Here is a common English delft variation of the apothecary jar. Northern European jar forms varied from Persian and Southern European apothecary jars. The forms of Northern European jars often had softer, rounded forms. Personally I prefer the drawing of the images of Italian maiolica but prefer the use of negative space in many of the English jars. But I have been distracted by apothecary jars and should be focused on tiles.
English Delftware has an interesting quality or some would consider a lack of quality. The forms are often well developed and constructed but the decoration is lacking in comparison to other regions of the same time period. The work was often made by potters imported form Holland but I often feel like they were decoraters who couldn’t remain employed in Holland. This isn’t true for all the pieces I have seen and the Gardiner museum is good example of the wide range of styles found in England during the 17th to 18th century. Here is a good example of what I am talking about. It’s a decorative style that would probably be more effective within English the slip decoration tradition. The use of maiolica may be to divorced from the English ceramics tradition of this time period. And of course of great interest are the Unicorns found in the first two images.
So the other day I posted a little video clip. I wasn’t completely honest about it. It was related to clay, that squirrel was on a tree behind me when I was digging up the clay. I think it was worried that I was looking for its food. I would like to apologize for the poor quality of the video and to the squirrel. This is clip of the find, just another obscure ceramic moment. Here are some pics of maiolica pieces I made 2008-2009.

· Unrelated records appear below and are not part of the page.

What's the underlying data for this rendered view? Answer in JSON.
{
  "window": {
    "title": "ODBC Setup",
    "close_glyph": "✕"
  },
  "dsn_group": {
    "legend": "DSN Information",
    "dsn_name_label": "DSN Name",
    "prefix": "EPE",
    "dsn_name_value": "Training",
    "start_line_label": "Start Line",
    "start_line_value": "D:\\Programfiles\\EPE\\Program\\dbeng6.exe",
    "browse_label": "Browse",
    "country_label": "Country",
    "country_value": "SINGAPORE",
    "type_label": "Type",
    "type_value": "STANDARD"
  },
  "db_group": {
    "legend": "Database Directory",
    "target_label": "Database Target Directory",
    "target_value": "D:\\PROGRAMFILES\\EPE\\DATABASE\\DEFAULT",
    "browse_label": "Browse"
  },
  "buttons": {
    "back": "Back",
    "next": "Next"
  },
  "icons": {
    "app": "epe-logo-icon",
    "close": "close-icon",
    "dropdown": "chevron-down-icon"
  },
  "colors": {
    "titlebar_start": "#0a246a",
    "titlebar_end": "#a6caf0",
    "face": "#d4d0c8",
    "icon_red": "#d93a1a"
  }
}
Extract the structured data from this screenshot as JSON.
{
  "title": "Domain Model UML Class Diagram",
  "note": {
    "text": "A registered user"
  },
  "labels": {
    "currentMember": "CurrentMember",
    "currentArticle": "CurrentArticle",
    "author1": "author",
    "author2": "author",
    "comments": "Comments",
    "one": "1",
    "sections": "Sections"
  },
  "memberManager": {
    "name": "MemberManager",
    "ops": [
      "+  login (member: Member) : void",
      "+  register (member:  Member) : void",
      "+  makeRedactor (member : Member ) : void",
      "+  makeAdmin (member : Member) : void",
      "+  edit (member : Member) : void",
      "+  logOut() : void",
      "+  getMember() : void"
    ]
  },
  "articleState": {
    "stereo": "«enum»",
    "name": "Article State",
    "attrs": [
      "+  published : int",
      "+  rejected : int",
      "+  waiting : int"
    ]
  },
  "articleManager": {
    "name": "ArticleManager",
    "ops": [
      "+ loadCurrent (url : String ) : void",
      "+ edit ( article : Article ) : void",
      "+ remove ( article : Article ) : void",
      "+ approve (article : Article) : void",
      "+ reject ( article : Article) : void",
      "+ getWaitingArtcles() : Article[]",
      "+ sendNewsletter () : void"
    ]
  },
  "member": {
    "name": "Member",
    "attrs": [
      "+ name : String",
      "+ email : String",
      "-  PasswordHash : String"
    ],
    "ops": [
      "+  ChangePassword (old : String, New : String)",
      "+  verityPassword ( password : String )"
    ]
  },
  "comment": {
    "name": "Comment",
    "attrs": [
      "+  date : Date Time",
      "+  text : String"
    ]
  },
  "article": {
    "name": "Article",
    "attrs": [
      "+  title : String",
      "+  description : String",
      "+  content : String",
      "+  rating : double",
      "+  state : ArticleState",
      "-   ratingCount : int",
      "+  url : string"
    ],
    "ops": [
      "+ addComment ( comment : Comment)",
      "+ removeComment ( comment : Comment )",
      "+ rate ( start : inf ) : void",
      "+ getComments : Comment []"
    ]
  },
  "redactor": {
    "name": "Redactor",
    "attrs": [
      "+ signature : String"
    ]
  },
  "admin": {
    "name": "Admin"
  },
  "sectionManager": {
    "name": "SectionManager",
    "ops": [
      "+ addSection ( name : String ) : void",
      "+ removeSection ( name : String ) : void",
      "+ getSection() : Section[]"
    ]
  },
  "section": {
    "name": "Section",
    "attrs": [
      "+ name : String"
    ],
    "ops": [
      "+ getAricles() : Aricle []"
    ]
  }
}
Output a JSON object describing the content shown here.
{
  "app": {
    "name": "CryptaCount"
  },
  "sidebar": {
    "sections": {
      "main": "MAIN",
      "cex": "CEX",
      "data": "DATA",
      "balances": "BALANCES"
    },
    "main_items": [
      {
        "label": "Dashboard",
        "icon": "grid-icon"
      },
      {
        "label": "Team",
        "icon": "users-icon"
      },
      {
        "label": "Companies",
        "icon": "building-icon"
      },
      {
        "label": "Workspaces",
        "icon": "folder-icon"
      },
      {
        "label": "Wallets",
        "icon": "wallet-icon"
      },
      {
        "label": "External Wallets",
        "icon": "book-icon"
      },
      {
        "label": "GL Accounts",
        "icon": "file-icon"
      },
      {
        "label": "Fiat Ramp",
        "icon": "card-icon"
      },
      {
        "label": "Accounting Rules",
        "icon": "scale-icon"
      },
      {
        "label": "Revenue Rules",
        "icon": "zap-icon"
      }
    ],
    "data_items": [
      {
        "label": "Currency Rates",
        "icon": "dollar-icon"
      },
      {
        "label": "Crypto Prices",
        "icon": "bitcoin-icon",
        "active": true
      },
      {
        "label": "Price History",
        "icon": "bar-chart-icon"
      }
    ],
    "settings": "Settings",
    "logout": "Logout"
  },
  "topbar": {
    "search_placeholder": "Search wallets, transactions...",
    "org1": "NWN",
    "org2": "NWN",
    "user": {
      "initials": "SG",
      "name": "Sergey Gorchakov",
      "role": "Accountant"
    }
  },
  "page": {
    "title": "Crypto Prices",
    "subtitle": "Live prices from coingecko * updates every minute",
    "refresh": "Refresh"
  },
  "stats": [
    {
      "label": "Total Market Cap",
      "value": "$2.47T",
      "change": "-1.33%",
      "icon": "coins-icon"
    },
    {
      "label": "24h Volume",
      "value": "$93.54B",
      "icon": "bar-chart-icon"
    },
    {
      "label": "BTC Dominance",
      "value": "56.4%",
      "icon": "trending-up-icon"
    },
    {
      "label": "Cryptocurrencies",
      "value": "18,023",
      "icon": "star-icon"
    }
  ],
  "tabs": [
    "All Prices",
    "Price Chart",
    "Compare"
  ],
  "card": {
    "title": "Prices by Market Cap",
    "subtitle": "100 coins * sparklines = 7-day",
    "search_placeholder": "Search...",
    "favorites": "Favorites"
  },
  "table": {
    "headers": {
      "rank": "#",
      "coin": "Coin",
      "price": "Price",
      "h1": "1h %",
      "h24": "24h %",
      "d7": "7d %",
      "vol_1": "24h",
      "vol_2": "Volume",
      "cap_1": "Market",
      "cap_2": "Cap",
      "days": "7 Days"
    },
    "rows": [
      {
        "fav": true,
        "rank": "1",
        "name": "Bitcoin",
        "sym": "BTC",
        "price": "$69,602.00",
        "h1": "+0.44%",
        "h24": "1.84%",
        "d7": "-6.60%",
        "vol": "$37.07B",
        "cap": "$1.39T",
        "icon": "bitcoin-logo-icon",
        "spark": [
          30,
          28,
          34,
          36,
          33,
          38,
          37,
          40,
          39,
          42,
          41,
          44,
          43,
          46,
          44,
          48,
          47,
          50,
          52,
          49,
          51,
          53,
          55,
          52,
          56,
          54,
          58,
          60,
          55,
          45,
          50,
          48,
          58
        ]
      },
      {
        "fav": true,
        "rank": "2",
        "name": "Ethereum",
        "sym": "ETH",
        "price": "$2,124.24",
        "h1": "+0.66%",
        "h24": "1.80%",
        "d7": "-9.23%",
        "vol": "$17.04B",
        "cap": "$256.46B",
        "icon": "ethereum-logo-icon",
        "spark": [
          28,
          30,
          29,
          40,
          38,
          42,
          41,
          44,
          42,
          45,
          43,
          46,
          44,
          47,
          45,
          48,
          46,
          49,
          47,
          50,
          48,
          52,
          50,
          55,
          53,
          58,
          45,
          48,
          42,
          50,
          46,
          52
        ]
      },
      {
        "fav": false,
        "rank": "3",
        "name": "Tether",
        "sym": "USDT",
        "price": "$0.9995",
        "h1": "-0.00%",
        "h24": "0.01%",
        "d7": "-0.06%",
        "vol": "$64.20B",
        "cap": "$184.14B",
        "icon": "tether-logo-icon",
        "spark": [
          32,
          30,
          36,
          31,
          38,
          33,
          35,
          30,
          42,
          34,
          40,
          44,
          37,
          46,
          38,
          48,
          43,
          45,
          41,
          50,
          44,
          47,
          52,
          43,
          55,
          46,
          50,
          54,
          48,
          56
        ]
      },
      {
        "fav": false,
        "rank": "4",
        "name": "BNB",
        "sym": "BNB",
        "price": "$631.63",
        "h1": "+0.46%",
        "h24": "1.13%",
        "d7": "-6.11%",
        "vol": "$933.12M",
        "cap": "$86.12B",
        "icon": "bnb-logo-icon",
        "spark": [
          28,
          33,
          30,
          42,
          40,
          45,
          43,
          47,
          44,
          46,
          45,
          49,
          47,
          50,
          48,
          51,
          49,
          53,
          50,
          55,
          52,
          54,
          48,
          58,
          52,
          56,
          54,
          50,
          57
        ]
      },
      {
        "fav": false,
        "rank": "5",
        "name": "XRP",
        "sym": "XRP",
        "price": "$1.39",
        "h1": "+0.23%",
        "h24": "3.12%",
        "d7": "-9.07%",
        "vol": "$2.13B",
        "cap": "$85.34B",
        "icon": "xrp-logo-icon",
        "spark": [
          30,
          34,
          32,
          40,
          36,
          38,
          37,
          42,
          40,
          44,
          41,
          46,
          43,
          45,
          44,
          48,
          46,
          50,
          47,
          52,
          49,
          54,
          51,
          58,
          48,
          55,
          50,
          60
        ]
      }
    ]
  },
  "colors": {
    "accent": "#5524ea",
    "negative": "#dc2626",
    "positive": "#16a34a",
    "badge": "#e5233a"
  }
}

I had a chance to visit my Oma today. I haven’t had as many opportunities to visit my Oma as much as I would like over the past few years. It’s always fun to look at pictures and objects she has collected and to hear the stories that surround them. After my Oma and Opa were married they moved from Heidelberg to Borkum shortly before moving to Canada. For fun I have included driving directions to Delft in the Netherlands. If you for want to check out any of their
ceramics. I’ve heard some people have liked it. So this set would have been purchased in the mid fifties. I wonder if they are still being sold now in any gift shops. I think they are fun, well they are maiolica how can you not like them. It’s a slightly translucent glaze on a coarse red body. I like the brush work and simple bird motif. The forms are thin and very delicate. I would probably prefer to serve coffee in the cups though.What do you think?
cup with saucer
saucer on its side
I also found this little object in the dining room…
and this vase in the living room. I’ve never seen a maiolica vase like this before. Though there are many types of ceramics that I am unfamiliar with. I’ve seen this vase since childhood but today is the first day that I realized it was maoilica glaze on a buff earthenware clay. I first thought it was copper brushwork on a white slip under a clear glaze. But when I picked it up I realized the glaze was opacified and the copper was painted in the glaze. Something about it bothers me though.